 Peter Osborne, Anywhere Or Not At All : Philosophy of Contemporary Art, Verso Books, London, 2013. pp. 99-11
 Peter Osborne, Anywhere Or Not At All : Philosophy of Contemporary Art, Verso Books, London, 2013. p. 99
 Peter Osborne, Anywhere Or Not At All : Philosophy of Contemporary Art, Verso Books, London, 2013. pp. 125-131
 Joseph Nechvatal, 1999 PhD thesis Immersive Ideals / Critical Distances. Published in book form with LAP Lambert Academic Publishing, in 2009, p. 56
 Christiane Paul, in her seminal book Digital Art, discusses my concept of viractualism on page 58. One of the images she chooses to illustrate that section of the book is my painting entitled the birth Of the viractual (2001). Joe Lewis, in the March 2003 issue of Art in America (pp.123-124), discusses the viractual in his review Joseph Nechvatal at Universal Concepts Unlimited. John Reed in Artforum Web 3-2004 Critc’s Picks discusses the concept in his piece #1 Joseph Nechvatal. Frank Popper also writes about the viractual concept in his book From Technological to Virtual Art on page 122.
 Terry Smith, “One and Three Ideas: Conceptualism Before, During, and After Conceptual Art” e-flux journal http://www.e-flux.com/journal/one-and-three-ideas-conceptualism-before-during-and-after-conceptual-art/
 Peter Osborne, Anywhere Or Not At All : Philosophy of Contemporary Art, Verso Books, London, 2013. pp. 3 & 51
 I developed further the concept of Viractualism in an on-line seminar I held from November 1st to the 15th in 2002 that was conducted as part of the Virtual Construction project at the Empyre Forum http://www.subtle.net/empyre.

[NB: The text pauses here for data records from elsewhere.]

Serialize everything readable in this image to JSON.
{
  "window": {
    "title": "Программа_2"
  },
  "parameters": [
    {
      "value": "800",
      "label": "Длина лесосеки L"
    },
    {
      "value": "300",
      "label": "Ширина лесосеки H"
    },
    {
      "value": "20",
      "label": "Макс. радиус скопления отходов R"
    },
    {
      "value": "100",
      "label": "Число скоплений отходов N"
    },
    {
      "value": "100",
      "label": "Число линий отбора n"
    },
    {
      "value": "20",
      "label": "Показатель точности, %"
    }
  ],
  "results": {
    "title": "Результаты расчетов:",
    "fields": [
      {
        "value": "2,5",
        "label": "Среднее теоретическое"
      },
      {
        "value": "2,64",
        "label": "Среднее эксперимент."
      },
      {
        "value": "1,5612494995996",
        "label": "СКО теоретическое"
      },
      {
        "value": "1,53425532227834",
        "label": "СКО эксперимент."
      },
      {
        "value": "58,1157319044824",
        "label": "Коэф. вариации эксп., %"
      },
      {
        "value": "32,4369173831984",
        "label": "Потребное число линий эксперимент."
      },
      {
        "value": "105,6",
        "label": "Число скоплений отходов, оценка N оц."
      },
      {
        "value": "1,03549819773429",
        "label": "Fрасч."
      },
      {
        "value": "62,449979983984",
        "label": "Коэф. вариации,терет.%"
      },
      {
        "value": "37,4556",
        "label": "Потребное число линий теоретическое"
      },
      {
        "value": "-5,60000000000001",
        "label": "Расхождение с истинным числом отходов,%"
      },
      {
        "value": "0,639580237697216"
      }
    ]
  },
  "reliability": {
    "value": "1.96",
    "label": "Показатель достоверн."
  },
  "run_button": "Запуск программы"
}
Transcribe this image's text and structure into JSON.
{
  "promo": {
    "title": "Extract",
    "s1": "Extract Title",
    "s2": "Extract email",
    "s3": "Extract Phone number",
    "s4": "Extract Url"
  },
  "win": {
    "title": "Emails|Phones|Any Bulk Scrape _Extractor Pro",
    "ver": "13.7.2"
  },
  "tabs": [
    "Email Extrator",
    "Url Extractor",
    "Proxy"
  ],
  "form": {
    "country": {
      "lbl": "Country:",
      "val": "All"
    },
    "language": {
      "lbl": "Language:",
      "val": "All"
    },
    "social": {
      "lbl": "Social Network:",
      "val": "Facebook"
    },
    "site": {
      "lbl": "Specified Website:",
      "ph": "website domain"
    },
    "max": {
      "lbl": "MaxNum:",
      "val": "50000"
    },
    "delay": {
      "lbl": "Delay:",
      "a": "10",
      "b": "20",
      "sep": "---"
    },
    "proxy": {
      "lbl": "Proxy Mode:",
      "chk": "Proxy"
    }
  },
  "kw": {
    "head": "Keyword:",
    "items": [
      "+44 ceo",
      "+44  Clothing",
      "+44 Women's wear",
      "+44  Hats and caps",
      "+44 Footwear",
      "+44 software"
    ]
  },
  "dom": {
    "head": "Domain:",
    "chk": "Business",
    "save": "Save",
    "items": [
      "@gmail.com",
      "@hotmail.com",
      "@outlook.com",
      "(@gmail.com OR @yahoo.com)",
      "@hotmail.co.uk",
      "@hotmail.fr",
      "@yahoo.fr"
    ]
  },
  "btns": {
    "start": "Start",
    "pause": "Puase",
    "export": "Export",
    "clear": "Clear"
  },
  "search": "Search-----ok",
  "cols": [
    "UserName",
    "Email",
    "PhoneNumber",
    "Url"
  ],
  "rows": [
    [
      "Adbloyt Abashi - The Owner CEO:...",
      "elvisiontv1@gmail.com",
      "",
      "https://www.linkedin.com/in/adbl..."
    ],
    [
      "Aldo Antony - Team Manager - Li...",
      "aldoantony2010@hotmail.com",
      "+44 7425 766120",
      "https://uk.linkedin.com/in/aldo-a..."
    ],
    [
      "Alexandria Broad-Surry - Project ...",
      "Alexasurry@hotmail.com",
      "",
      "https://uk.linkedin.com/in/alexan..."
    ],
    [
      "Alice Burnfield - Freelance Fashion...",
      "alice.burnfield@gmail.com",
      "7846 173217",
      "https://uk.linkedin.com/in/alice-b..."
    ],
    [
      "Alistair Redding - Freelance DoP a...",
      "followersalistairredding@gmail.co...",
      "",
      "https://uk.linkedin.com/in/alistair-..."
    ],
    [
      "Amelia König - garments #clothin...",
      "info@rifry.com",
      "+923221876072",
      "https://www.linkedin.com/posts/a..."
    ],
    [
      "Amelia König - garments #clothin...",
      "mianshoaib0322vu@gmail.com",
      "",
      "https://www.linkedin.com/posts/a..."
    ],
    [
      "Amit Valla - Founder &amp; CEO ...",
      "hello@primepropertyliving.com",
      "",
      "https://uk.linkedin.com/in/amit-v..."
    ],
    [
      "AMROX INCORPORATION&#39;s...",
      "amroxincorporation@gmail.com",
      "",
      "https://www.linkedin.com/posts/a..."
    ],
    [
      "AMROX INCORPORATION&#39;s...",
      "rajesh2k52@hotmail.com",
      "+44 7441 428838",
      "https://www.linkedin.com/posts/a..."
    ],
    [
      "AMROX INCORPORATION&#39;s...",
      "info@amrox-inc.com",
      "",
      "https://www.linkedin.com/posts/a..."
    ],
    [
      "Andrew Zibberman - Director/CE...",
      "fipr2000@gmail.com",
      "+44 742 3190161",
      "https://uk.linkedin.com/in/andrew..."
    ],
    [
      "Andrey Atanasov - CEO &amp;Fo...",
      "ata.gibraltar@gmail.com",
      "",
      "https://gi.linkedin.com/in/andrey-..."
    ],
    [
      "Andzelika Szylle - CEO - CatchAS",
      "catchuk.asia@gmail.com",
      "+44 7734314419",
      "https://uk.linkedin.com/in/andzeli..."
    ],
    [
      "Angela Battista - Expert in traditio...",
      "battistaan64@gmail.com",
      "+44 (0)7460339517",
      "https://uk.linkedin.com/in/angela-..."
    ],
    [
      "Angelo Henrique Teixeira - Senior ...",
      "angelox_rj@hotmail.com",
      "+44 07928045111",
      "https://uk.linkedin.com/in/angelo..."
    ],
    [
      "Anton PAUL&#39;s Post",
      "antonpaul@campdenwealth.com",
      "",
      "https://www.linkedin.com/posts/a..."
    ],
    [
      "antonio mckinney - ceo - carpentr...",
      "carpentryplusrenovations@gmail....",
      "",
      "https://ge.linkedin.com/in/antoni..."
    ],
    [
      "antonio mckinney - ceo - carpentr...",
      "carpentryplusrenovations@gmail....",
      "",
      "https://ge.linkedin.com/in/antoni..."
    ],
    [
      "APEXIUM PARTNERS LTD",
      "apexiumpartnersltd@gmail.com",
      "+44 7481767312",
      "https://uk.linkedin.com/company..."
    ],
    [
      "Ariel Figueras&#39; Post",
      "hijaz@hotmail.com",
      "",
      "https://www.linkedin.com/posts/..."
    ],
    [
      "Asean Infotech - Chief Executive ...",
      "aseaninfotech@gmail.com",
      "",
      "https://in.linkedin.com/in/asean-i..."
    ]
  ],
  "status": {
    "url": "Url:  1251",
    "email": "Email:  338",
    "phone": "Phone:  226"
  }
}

I thank Christina McPhee again for that opportunity here.
 Deleuze, G. 1984. Spinoza: Practical Philosophy. San Francisco: City Lights